Two major trends are driving retail analytics these days: “Big Data” and how to handle it on the one hand; and atomic data needs, the real-time sense-and-respond analytics that need to be delivered in bite-sized chunks, on the other. In effect, retailers need to manage and understand macro- and micro-impacts simultaneously. Throw in new data sources like social media and explosive growth in mobile devices that make it easier to access analytics in new form factors, and you’ve got a mess. Retailers just aren’t that familiar with social media and mobile, and honestly have no idea how to apply the resulting analytics to business decisions. What does it mean if one product gets 25 percent more Facebook “likes” than another in its category, if anything?
With all of these desires to manage micro- and macro-data simultaneously, retailers in RSR Research‘s just-released Business Intelligence benchmark are in fairly strong consensus about the operational challenges they face: merchants simply can’t get information fast enough to react to the differences in what they thought might be happening vs. what actually is happening. In fact, this top challenge has escalated in importance even in the past 12 months (52 percent in 2011 vs. 61 percent in 2012, Figure 1).
Figure 1: Time to Get Creative
Source: RSR Research, October 2012
This year, RSR Research offered retailers a new option. The goal was to learn if the siloed nature of the way a modern retailer is set up (merchandising over here, marketing over there) was plaguing its ability to share and act upon potentially valuable information. As the second most popular selection, the answer was clear: 43 percent of retailers said that their attempts to utilize data across the various departments they had set up to “divide and conquer” the workload presented a significant operational challenge. It only makes sense that larger retailers feel this pain even more (55 percent for those with sales of $1 to $5 billion and 47 percent for those above $5 billion). As operations scale and departments become less entwined, so too does the human nature of employees to keep to themselves.
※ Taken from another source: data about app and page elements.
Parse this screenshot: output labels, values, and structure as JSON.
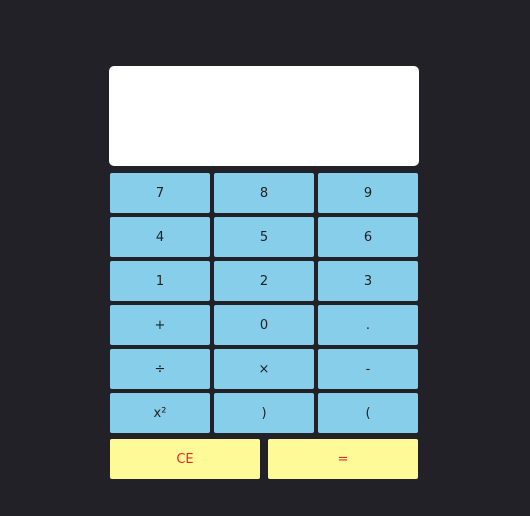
{
  "display": {
    "value": ""
  },
  "keys": [
    {
      "label": "7",
      "name": "key-7"
    },
    {
      "label": "8",
      "name": "key-8"
    },
    {
      "label": "9",
      "name": "key-9"
    },
    {
      "label": "4",
      "name": "key-4"
    },
    {
      "label": "5",
      "name": "key-5"
    },
    {
      "label": "6",
      "name": "key-6"
    },
    {
      "label": "1",
      "name": "key-1"
    },
    {
      "label": "2",
      "name": "key-2"
    },
    {
      "label": "3",
      "name": "key-3"
    },
    {
      "label": "+",
      "name": "key-plus"
    },
    {
      "label": "0",
      "name": "key-0"
    },
    {
      "label": ".",
      "name": "key-decimal"
    },
    {
      "label": "÷",
      "name": "key-divide"
    },
    {
      "label": "×",
      "name": "key-multiply"
    },
    {
      "label": "-",
      "name": "key-minus"
    },
    {
      "label": "x²",
      "name": "key-square"
    },
    {
      "label": ")",
      "name": "key-close-paren"
    },
    {
      "label": "(",
      "name": "key-open-paren"
    }
  ],
  "actions": {
    "clear_label": "CE",
    "equals_label": "="
  },
  "colors": {
    "background": "#222127",
    "display": "#ffffff",
    "key": "#87ceeb",
    "action_key": "#fffa98",
    "action_text": "#e02a2a"
  }
}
It is a problem only a handful of headline worthy, organizationally innovative companies have found solutions to so far.
A Time for Reconciliation
As always, budgetary constraints and return-on-investment (ROI) proof-of-concept show up as retailers’ top inhibitors to new processes and systems. However, the difficulty in reconciling different versions of the truth from one operational system to another is becoming even more prevalent as time marches on (42 percent, Figure 2, up from 34 percent in 2011). This compounds the issues retailers reported in the previous chart: not only do their different internal departments have trouble sharing information with one another, but the various systems they use in their day-to-day operations would render it difficult even if the culture to do so was in place.
Figure 2: Hurdles to Conquer
Source: RSR Research, October 2012
Winners, no doubt further along in their efforts to modernize and replace these systems, report varying points of frustration:
- 44 percent of Retail Winners are inhibited by their existing need to manually pull data from operational systems while only 17 percent of laggards identify this as a problem.
- 40 percent of Winners (vs. 30 percent of average and 17 percent of lagging retailers) say they don’t fully understand the value new Business Intelligence (BI) systems, such as HANA, Hadoop or Exadata, can bring to their IT efforts. This is an indicator that the best performers are further along in examining next-gen BI solutions. Laggards haven’t even gotten around to examining these new technologies.
- 40 percent of Winners say their technology infrastructure may be difficult to change and adapt while only 25 percent of laggards report the same problem.
Put simply, Winners are “further down the rabbit hole” in bringing their BI systems up to date. Laggards don’t yet know what tactical challenges await. The full report, Business Intelligence: A Work in Progress, examines many more of the challenges and opportunities that retailers perceive right now.